Posted on June 20, 2018.

The Ministry of Finance (MOF) has proposed allowing private-hire drivers to claim tax deductions for car-related expenses such as vehicle rental and petrol – a move that could potentially benefit at least 32,000 licensed private-hire drivers.

It is now seeking public feedback on these draft provisions, as well as a slew of other proposed amendments to the Income Tax Act.

This comes four months after Senior Minister of State for Finance Indranee Rajah said during the Committee of Supply (COS) debate on Budget 2018 that the Government’s policy on not allowing private-hire car drivers to claim tax deductions on any car-related expenses would remain unchanged.

She was responding to a query on tax deduction matters from Ang Mo Kio GRC MP Ang Hin Kee. Mr Ang, who is executive adviser to the National Private Hire Vehicles Association (NPHVA), has made similar representations to the Inland Revenue Authority of Singapore (Iras) on behalf of the association.

Unlike cabbies, private-hire drivers are not allowed to claim tax deductions on car-related expenses. But the MOF yesterday said it has reviewed this with the Ministry of Transport, as part of its periodic review and arising from feedback from various MPs and the NPHVA.

Under proposed amendments, a private-hire driver, subject to conditions, can claim tax deduction for expenses incurred to earn driving income, based on a deemed expense ratio prescribed in the Income Tax Act, set at “40 per cent of all driving income less service fees”.

The driver could also be allowed to claim tax deductions for service fees paid to platform providers based on the actual amount incurred under normal tax rules.

Alternatively, instead of taking these deductions, the private-hire driver may opt to claim tax deduction based on the actual amount of running expenses and service fees incurred in earning driving income.

If approved, the amendments will take effect from year of assessment 2019, for income earned in 2018.

But capital allowance for the purchase costs of cars will still not be allowed for private-hire drivers. As for taxi drivers, almost all do not own their taxis and therefore do not claim capital allowance.

“The changes in tax treatment maintain support for our long-standing policies on car ownership, while updating our tax regime to allow deduction for car-related expenses incurred by private drivers,” the MOF said.

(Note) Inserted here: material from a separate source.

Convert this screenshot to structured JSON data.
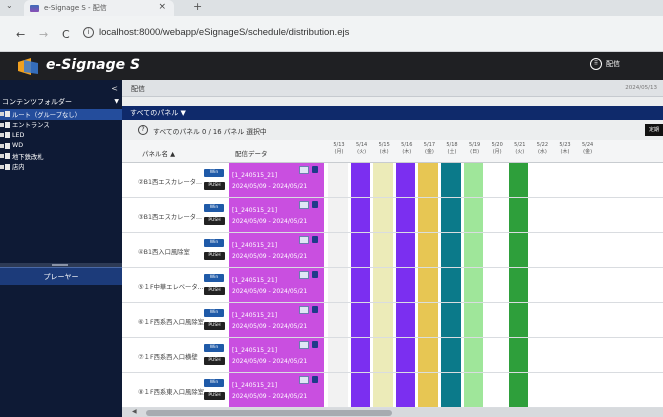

Mr Ang said yesterday that he was happy the authorities had taken up the recommendation from NPHVA, adding: “My proposal on Feb 1 this year was to allow private-hire drivers to claim tax deduction for fuel and car rental expenses, because the nature of their business is similar to that of taxi drivers.”

He further urged the authorities to consider giving concessions to private-hire drivers for tax paid for year of assessment 2018. Mr Ang said as they are required to be licensed and their income earned and driving volume can be monitored by Iras, they should be eligible for tax deductions like cabbies.

Other proposed amendments in the consultation exercise, which runs from today to July 11, include enhancing Iras’ enforcement powers for investigation of specified serious tax crimes, or where the suspect attempts to destroy evidence.